## Data records
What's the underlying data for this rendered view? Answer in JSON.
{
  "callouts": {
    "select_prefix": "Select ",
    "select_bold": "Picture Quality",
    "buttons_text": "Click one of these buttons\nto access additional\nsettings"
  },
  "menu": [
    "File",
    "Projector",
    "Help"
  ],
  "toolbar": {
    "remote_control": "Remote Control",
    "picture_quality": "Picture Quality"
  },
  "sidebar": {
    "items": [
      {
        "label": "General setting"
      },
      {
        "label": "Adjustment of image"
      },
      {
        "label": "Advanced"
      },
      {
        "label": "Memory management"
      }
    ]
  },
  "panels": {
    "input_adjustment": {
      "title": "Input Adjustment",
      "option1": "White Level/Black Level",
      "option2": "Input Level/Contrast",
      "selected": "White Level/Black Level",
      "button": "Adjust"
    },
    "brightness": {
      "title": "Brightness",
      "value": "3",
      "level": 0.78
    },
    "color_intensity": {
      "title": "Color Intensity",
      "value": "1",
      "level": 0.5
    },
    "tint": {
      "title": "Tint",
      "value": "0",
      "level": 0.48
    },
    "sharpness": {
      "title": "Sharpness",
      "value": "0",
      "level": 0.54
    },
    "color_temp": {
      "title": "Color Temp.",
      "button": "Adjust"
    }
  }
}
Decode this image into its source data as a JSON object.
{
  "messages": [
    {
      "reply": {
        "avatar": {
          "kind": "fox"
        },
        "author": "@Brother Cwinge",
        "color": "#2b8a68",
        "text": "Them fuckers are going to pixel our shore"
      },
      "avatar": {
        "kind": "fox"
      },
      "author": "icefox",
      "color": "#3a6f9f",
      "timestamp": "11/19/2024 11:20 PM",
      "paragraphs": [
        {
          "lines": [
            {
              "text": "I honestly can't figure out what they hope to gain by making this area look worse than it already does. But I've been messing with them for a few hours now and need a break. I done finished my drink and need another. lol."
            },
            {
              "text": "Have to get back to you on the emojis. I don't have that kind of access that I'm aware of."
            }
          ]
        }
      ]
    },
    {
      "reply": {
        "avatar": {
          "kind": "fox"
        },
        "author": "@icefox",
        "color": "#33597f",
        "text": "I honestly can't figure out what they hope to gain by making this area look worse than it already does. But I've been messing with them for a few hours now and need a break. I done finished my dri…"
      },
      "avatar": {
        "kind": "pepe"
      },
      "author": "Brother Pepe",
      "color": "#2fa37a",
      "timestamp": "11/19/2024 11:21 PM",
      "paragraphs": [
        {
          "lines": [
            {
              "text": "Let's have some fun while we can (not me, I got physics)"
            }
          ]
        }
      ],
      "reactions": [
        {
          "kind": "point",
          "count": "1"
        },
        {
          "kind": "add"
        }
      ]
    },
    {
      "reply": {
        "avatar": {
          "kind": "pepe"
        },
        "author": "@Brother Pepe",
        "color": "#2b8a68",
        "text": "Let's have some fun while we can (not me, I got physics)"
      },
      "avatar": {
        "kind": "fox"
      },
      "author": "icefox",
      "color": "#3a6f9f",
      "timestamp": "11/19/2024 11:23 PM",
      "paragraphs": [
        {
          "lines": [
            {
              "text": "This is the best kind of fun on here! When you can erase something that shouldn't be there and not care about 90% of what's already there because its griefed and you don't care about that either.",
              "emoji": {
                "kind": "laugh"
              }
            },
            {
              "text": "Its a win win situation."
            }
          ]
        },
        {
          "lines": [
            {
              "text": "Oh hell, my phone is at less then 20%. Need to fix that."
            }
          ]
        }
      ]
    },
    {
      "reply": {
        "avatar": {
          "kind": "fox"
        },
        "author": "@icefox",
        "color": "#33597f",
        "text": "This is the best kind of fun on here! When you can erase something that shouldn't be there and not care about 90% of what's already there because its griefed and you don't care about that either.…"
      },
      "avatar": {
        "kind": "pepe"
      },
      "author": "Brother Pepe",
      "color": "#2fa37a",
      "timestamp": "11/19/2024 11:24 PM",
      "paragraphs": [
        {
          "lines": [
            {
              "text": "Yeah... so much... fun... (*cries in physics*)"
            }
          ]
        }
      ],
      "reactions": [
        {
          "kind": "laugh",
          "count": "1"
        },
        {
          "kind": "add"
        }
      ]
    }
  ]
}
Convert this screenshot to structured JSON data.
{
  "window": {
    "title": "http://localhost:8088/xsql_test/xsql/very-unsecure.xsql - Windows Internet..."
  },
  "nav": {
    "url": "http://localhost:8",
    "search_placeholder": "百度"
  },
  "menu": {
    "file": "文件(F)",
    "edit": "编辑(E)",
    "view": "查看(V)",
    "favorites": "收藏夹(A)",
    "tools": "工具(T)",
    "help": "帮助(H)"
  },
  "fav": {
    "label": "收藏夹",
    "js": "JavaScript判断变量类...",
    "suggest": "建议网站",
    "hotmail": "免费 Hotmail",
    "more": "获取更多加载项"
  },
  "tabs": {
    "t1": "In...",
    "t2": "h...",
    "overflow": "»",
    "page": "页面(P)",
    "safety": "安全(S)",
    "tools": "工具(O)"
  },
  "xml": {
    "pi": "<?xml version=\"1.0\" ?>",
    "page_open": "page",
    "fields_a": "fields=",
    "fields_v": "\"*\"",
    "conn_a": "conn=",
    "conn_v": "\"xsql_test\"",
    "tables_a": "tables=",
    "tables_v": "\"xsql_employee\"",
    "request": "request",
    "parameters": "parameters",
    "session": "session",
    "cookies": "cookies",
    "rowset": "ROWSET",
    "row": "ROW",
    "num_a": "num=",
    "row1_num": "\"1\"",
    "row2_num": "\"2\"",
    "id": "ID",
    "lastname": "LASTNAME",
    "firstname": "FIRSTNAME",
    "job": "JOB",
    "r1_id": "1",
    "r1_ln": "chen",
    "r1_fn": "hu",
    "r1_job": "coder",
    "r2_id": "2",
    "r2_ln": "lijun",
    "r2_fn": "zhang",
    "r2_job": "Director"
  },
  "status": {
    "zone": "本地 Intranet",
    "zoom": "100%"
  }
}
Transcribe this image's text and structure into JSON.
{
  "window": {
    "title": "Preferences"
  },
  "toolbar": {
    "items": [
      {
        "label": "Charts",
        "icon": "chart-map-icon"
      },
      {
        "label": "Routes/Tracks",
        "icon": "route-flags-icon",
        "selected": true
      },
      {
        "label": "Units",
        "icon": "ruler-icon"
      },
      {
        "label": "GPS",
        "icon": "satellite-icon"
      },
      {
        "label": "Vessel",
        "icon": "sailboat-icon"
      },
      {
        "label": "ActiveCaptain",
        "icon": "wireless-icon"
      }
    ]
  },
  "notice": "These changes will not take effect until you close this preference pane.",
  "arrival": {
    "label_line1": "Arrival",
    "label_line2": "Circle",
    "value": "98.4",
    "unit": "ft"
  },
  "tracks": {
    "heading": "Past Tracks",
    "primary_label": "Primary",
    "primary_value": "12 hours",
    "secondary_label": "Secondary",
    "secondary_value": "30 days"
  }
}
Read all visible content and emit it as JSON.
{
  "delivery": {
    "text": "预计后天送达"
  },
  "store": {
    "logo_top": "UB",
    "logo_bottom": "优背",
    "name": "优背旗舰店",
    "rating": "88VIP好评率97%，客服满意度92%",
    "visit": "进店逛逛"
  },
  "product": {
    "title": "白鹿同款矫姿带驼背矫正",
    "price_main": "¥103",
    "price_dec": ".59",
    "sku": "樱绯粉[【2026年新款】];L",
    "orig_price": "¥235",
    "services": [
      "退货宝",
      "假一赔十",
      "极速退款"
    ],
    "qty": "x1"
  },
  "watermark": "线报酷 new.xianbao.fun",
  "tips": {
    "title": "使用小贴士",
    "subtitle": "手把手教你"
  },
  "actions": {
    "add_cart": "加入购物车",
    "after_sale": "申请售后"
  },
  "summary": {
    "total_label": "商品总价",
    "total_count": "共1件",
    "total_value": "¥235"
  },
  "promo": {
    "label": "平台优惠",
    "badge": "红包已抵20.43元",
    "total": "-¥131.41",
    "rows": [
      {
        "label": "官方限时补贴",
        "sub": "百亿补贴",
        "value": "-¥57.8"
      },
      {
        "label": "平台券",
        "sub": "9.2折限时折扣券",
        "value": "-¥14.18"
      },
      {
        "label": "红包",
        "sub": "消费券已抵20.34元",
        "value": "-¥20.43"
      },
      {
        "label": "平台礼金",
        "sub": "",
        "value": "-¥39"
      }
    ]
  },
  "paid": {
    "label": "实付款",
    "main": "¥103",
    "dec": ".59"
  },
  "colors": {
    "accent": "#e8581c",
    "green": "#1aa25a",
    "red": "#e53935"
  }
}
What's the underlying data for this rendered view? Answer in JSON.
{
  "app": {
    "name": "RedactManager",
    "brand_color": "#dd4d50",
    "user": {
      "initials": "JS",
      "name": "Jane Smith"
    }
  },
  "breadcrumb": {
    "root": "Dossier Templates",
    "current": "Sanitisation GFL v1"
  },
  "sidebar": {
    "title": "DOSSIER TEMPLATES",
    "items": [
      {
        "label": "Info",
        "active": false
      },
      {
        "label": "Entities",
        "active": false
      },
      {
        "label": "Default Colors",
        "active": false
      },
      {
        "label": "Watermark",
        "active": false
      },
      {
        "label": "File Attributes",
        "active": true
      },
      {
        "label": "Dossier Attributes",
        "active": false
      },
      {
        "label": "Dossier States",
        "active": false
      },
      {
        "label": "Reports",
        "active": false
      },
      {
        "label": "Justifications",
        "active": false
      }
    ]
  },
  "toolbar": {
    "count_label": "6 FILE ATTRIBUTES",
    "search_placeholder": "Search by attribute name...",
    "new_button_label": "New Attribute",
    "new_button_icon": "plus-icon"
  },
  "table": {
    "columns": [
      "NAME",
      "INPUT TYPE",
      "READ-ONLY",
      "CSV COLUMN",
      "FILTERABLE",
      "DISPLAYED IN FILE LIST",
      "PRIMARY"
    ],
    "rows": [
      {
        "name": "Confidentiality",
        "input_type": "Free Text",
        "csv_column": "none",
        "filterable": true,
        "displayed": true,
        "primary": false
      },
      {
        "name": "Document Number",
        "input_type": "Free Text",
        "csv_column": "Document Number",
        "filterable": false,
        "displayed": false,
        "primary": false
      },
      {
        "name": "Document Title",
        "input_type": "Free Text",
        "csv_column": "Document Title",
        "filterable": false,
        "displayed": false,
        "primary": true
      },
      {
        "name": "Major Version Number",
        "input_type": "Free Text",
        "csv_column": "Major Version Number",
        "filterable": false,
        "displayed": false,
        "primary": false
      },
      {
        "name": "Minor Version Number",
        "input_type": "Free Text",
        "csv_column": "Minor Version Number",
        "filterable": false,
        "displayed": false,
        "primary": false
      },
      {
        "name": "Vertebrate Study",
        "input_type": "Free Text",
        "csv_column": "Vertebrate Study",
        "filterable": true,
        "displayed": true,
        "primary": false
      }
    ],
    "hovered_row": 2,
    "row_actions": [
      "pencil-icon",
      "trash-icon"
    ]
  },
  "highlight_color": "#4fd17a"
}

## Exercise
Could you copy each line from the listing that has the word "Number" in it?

## Your response
        "name": "Document Number",
        "csv_column": "Document Number",
        "name": "Major Version Number",
        "csv_column": "Major Version Number",
        "name": "Minor Version Number",
        "csv_column": "Minor Version Number",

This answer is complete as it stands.